Link to comment
Share on other sites

I hate to interrupt, but please let's get back on topic. Would you please use the PM system for this change in discussion?


I'm learning a lot here about how property purchases can go bad, I hope they get this sorted out.

Link to comment
Share on other sites

As a note: Turkish lawyers are not expected to perform due diligence on a property transfer unless they are specifically so instructed. They only do the conveyance. This is different to the standard practise in most European countries. So you have no recourse to malpractise unless your written and notarised instructions to the lawyer stated that they were responsible for due diligence.


I wonder what else they are supposed to be specifically instructed to do. I would think a check on the allowed use of the property would be included in their services.

Link to comment
Share on other sites

Hi Guys,


 this situation has to be revisited rationally by the administration , as this would hurt the confidence of future foreign buyers having their eyes set on Turkish real estate. I am sure there is going to be an amicable out come , after all The Republic of Turkey is certainly no banana Republic as I see they have come of age.. But I agree Justice delayed is justice denied.


Good Luck !


Link to comment
Share on other sites

  • 1 month later...

When it comes to building regs in coastal areas there have been many instances of 'anomalies'. A good friend of our bought a house outside Bodrum and was informed (correctly) by his lawyer that no-one could build in front to block the sea view as it was a a green belt area.


several elections later it was not a green belt area, or some other deal was done. End result no sea view, deflated value, friend now in France.

Link to comment
Share on other sites

Join the conversation

You can post now and register later. If you have an account, sign in now to post with your account.

Reply to this topic...

×   Pasted as rich text.   Paste as plain text instead

  Only 75 emoji are allowed.

×   Your link has been automatically embedded.   Display as a link instead

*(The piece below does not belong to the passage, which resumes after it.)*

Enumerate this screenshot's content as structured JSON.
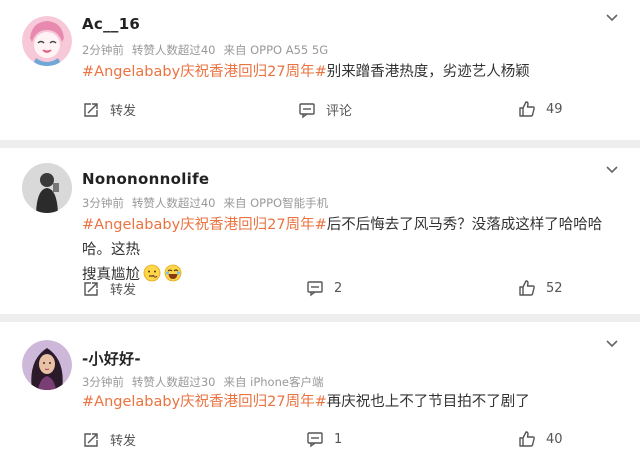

×   Your previous content has been restored.   Clear editor

×   You cannot paste images directly. Upload or insert images from URL.


  • Create New...